═══ DATASET ═══
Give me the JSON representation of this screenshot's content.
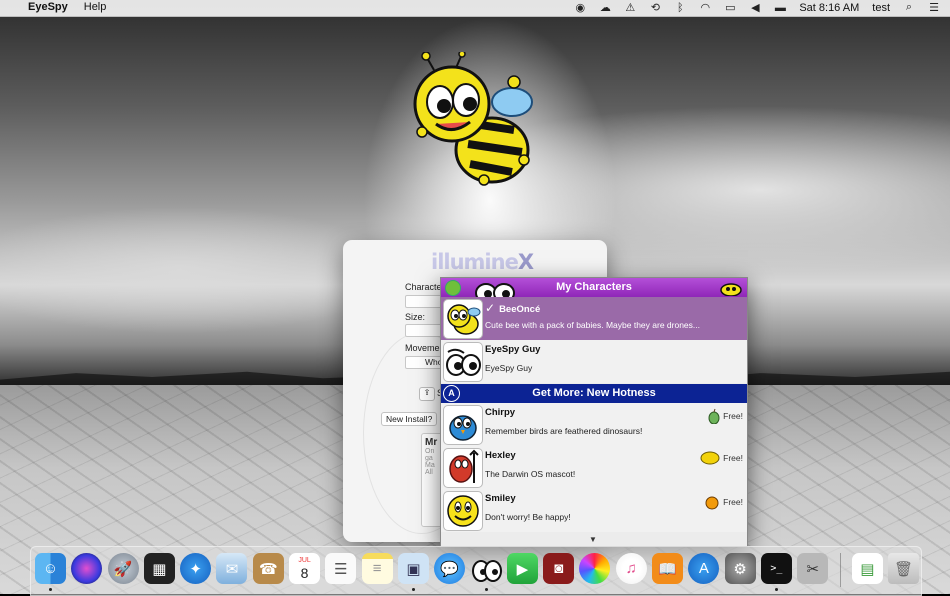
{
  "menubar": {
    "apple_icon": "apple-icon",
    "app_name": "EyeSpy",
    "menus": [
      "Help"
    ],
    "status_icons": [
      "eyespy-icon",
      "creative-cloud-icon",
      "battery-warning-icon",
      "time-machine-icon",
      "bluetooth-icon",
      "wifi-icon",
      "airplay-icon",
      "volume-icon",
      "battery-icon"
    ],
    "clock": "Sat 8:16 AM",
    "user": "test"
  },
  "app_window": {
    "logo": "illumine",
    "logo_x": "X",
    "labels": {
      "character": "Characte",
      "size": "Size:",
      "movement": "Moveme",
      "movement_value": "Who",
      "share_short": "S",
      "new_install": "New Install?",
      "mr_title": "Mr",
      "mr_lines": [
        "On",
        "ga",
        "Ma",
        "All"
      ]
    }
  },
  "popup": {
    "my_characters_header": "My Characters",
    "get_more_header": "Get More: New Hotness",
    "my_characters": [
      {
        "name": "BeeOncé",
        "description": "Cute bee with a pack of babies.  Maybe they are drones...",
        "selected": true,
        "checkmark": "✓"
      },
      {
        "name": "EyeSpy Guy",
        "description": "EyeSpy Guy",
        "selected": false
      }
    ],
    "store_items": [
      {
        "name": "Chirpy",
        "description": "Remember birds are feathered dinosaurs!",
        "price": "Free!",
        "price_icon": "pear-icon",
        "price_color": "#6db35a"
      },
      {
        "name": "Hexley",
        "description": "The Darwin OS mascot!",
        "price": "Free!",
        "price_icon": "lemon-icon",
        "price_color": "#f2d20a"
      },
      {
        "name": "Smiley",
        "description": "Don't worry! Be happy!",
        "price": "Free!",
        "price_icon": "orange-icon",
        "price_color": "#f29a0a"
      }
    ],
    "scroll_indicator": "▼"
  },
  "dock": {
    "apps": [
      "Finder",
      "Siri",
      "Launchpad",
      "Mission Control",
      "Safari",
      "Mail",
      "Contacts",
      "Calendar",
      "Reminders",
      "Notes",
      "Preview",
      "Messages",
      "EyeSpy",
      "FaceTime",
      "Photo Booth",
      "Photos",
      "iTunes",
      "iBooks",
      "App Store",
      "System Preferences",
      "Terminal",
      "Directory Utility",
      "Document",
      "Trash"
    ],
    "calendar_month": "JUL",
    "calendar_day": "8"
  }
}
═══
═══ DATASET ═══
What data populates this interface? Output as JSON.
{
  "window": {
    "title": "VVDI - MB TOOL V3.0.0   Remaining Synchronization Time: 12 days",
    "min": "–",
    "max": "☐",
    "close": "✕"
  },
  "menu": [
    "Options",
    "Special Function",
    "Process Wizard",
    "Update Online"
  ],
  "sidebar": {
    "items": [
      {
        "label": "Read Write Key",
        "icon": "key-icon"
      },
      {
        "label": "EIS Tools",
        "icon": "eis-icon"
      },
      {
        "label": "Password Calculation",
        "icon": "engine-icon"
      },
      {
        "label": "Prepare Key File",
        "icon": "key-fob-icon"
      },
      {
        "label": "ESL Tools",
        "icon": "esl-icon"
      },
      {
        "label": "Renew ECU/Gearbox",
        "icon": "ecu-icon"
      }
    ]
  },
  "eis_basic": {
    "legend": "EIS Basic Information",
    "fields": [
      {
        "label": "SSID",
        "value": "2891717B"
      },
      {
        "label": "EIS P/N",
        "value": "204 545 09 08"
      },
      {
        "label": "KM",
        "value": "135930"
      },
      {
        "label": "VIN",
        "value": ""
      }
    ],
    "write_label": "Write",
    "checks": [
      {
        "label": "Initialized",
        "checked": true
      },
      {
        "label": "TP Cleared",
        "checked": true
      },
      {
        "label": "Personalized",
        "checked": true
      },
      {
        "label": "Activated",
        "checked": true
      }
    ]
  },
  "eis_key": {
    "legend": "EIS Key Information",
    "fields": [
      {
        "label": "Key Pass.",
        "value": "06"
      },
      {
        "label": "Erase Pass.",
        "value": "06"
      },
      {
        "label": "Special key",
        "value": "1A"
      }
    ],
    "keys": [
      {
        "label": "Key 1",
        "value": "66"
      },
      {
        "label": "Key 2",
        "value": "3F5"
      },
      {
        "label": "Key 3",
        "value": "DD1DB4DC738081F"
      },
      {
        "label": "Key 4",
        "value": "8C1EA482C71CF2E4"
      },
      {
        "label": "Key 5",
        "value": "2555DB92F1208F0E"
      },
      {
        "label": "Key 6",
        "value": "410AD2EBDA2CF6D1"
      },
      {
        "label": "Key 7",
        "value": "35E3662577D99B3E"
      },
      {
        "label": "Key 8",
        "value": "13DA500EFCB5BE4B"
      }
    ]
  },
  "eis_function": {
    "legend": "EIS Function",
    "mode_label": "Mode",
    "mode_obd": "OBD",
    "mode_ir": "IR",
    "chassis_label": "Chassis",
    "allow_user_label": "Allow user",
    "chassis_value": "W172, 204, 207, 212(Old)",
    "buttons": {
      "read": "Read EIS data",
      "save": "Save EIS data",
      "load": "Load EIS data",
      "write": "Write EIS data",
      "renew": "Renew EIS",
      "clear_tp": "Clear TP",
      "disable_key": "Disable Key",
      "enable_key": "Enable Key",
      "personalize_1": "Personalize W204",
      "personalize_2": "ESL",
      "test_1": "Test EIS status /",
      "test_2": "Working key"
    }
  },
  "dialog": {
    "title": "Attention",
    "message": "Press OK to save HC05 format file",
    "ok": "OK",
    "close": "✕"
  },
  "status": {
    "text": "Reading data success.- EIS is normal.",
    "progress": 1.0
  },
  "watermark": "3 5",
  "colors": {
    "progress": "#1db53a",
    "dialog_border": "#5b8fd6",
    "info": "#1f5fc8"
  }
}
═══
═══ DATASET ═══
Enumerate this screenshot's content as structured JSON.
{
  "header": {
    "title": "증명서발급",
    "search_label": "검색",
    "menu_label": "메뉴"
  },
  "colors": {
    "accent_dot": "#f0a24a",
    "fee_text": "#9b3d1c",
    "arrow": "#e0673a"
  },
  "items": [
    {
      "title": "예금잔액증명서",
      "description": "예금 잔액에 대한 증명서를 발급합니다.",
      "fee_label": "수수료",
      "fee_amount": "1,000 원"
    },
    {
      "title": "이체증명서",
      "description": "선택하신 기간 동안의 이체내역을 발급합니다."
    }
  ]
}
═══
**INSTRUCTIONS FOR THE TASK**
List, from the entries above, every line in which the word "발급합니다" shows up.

**EXPECTED ANSWER**
      "description": "예금 잔액에 대한 증명서를 발급합니다.",
      "description": "선택하신 기간 동안의 이체내역을 발급합니다."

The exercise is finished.